▶ [Task goal]
Extract each record and reproduce it exactly.

┄┄┄┄┄┄┄┄┄┄┄┄┄┄┄┄┄┄┄┄

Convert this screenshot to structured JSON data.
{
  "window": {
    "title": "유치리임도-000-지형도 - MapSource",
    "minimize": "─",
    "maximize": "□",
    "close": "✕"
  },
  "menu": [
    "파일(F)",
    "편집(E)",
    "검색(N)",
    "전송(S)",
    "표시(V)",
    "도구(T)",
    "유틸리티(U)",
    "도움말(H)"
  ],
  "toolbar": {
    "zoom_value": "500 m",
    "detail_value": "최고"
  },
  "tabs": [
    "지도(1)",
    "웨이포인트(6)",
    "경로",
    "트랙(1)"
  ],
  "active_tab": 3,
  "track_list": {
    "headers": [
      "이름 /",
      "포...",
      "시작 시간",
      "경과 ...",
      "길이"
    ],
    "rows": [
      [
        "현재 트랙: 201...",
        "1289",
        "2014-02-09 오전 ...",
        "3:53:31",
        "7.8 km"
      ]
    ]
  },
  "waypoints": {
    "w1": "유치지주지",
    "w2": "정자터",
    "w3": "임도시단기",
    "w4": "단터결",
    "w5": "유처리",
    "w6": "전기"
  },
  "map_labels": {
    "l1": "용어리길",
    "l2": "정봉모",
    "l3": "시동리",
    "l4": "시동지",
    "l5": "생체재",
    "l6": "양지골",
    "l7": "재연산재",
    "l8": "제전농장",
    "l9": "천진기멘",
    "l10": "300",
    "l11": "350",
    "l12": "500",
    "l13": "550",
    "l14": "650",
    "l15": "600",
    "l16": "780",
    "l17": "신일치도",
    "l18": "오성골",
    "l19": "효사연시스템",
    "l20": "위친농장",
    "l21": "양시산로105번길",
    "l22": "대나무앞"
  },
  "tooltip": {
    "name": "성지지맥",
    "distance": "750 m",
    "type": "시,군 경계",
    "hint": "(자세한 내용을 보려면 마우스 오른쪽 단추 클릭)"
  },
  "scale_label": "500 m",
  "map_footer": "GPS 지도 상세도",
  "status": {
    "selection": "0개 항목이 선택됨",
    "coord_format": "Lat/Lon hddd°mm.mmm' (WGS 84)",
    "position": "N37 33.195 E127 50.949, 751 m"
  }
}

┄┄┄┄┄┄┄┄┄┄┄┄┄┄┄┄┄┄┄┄

▶ [Problem solution]
Convert this screenshot to structured JSON data.
{
  "window": {
    "title": "유치리임도-000-지형도 - MapSource",
    "minimize": "─",
    "maximize": "□",
    "close": "✕"
  },
  "menu": [
    "파일(F)",
    "편집(E)",
    "검색(N)",
    "전송(S)",
    "표시(V)",
    "도구(T)",
    "유틸리티(U)",
    "도움말(H)"
  ],
  "toolbar": {
    "zoom_value": "500 m",
    "detail_value": "최고"
  },
  "tabs": [
    "지도(1)",
    "웨이포인트(6)",
    "경로",
    "트랙(1)"
  ],
  "active_tab": 3,
  "track_list": {
    "headers": [
      "이름 /",
      "포...",
      "시작 시간",
      "경과 ...",
      "길이"
    ],
    "rows": [
      [
        "현재 트랙: 201...",
        "1289",
        "2014-02-09 오전 ...",
        "3:53:31",
        "7.8 km"
      ]
    ]
  },
  "waypoints": {
    "w1": "유치지주지",
    "w2": "정자터",
    "w3": "임도시단기",
    "w4": "단터결",
    "w5": "유처리",
    "w6": "전기"
  },
  "map_labels": {
    "l1": "용어리길",
    "l2": "정봉모",
    "l3": "시동리",
    "l4": "시동지",
    "l5": "생체재",
    "l6": "양지골",
    "l7": "재연산재",
    "l8": "제전농장",
    "l9": "천진기멘",
    "l10": "300",
    "l11": "350",
    "l12": "500",
    "l13": "550",
    "l14": "650",
    "l15": "600",
    "l16": "780",
    "l17": "신일치도",
    "l18": "오성골",
    "l19": "효사연시스템",
    "l20": "위친농장",
    "l21": "양시산로105번길",
    "l22": "대나무앞"
  },
  "tooltip": {
    "name": "성지지맥",
    "distance": "750 m",
    "type": "시,군 경계",
    "hint": "(자세한 내용을 보려면 마우스 오른쪽 단추 클릭)"
  },
  "scale_label": "500 m",
  "map_footer": "GPS 지도 상세도",
  "status": {
    "selection": "0개 항목이 선택됨",
    "coord_format": "Lat/Lon hddd°mm.mmm' (WGS 84)",
    "position": "N37 33.195 E127 50.949, 751 m"
  }
}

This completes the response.